Women on a mission: We should join the "nuns" in their care for the poor
When the church gets you down, you can always serve the poor.
I met Sister Maura on my first night working in an overnight shelter on Chicago’s Southwest Side. Already nearly 80, she worked two evenings a week organizing and distributing donated clothing to the men who bedded down in a local Lutheran church basement. Over the years Sister Maura had been been a schoolteacher, principal, and pastoral associate; now she was spending her remaining energies supporting a fellow Sister of Notre Dame de Namur’s work among Chicago’s down-and-out. Still sharp as a tack—and occasionally sharp of tongue—she seemed never to tire of the work she felt called to do.
For all her service, only a handful of U.S. Catholics have heard of Sister Maura; she is but one of thousands of women who have created the charitable, educational, and social service infrastructure of the Catholic Church in this country.

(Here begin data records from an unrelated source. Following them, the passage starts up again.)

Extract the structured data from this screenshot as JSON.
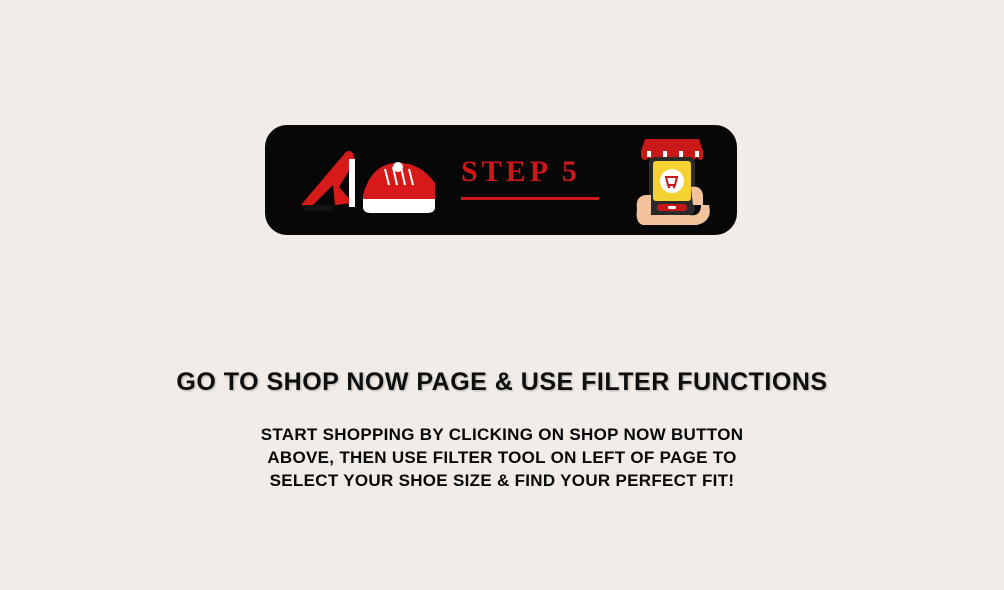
{
  "banner": {
    "step_label": "STEP 5"
  },
  "heading": "Go to Shop Now Page & Use Filter Functions",
  "body": "Start shopping by clicking on Shop Now button above, then use filter tool on left of page to select your shoe size & find your perfect fit!"
}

Women like her have long been on the leading edge of service to those in need, first to European immigrants, orphans, women, African and Native Americans, and now to victims of human trafficking and domestic violence and those with HIV and AIDS.
That service and witness has won for women religious—as we now call “the nuns”—a place of honor in the hearts of most Catholics, and many reacted with dismay when Rome’s Congregation for the Doctrine of the Faith (CDF) announced in April the results of a “doctrinal inquiry” into the Leadership Conference of Women Religious (LCWR), an umbrella organization representing about 80 percent of the 57,000 U.S. women religious.
Among the findings, the CDF cited “radical feminist themes incompatible with the Catholic faith” and “the absence of initiatives by the LCWR aimed at promoting” church teaching on women’s ordination and homosexuality. To remedy these perceived deficiencies, the CDF put the LCWR into Vatican receivership and gave three U.S. bishops charge over the workings of the organization.
Protest erupted from many corners; one group led by the lay organization Call to Action delivered 57,000 signatures in support of sisters to the June meeting of the U.S. bishops. The Vatican action drew attention from all corners of the media as well—Catholic and secular alike—with many styling it a “Roman crackdown” against “the nuns.”
The sisters, however, by and large went on with their work among women, children, and the very poor. Network, a Catholic social justice lobby with ties to the LCWR, launched a nine-state “Nuns on the Bus” tour to draw attention to what federal budget cuts to the social safety net are doing to the poor.
Network’s director, Sister of Social Service Simone Campbell, took her gospel message about serving those on the margins of society even to Comedy Central’s The Colbert Report. For Campbell and many other women religious, the British wartime slogan “Keep calm and carry on” seems to be the order of the day.
While it may be tempting to be drawn into the institutional machinations surrounding the Vatican action against LCWR, the example of Campbell and the sisters is perhaps the better path. There is a place for protest and for public statements of support, but given the relative imperviousness of the Vatican and the U.S. bishops to feedback, those energies could find better use in the trenches and on the edges, with the people among whom so many women religious have spent their vocations.
At the turn of the 20th century, the French Catholic priest and theologian Alfred Loisy famously noted, “Jesus came preaching the kingdom, and what arrived was the church.” That bit of wit (and what came after) eventually got him excommunicated in 1908, but his insight remains: The inner workings of the church can sometimes get in the way of its mission to announce the good news to a world in dire need of it. Rather than get drawn into the drama of church politics, our time would be better spent redoubling our efforts with the Sister Mauras of the world.
This article appeared in the August 2012 issue of U.S. Catholic (Vol. 77, No. 8, page 8).